*** Opening STORED DATA ***
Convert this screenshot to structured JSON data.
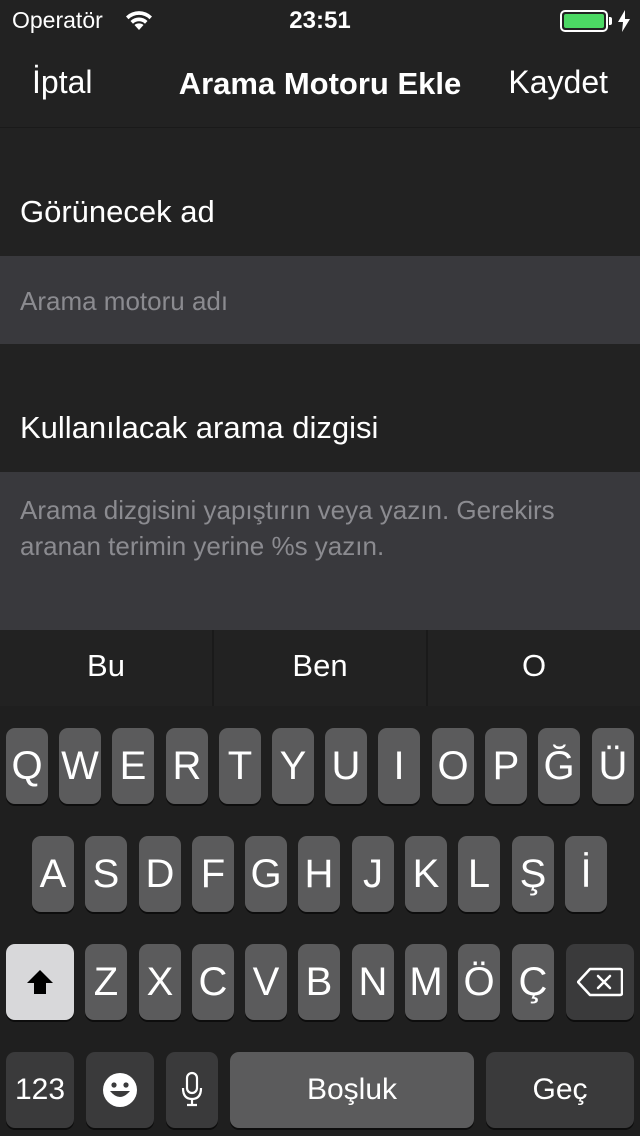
{
  "status_bar": {
    "carrier": "Operatör",
    "time": "23:51",
    "wifi_icon": "wifi-icon",
    "battery_level": 1.0,
    "battery_color": "#4cd964",
    "charging_icon": "charging-bolt-icon"
  },
  "nav": {
    "cancel_label": "İptal",
    "title": "Arama Motoru Ekle",
    "save_label": "Kaydet"
  },
  "form": {
    "name_section_label": "Görünecek ad",
    "name_placeholder": "Arama motoru adı",
    "search_string_section_label": "Kullanılacak arama dizgisi",
    "search_string_placeholder_line1": "Arama dizgisini yapıştırın veya yazın. Gerekirs",
    "search_string_placeholder_line2": "aranan terimin yerine %s yazın."
  },
  "suggestions": [
    "Bu",
    "Ben",
    "O"
  ],
  "keyboard": {
    "row1": [
      "Q",
      "W",
      "E",
      "R",
      "T",
      "Y",
      "U",
      "I",
      "O",
      "P",
      "Ğ",
      "Ü"
    ],
    "row2": [
      "A",
      "S",
      "D",
      "F",
      "G",
      "H",
      "J",
      "K",
      "L",
      "Ş",
      "İ"
    ],
    "row3": [
      "Z",
      "X",
      "C",
      "V",
      "B",
      "N",
      "M",
      "Ö",
      "Ç"
    ],
    "numbers_label": "123",
    "space_label": "Boşluk",
    "return_label": "Geç",
    "shift_icon": "shift-icon",
    "delete_icon": "backspace-icon",
    "emoji_icon": "emoji-icon",
    "mic_icon": "microphone-icon"
  },
  "colors": {
    "background": "#222222",
    "field_background": "#39393d",
    "placeholder": "#8b8b90",
    "key": "#5b5b5c",
    "key_dark": "#3a3a3b",
    "shift_active": "#d8d8da"
  }
}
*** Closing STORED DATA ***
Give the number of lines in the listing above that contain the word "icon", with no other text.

6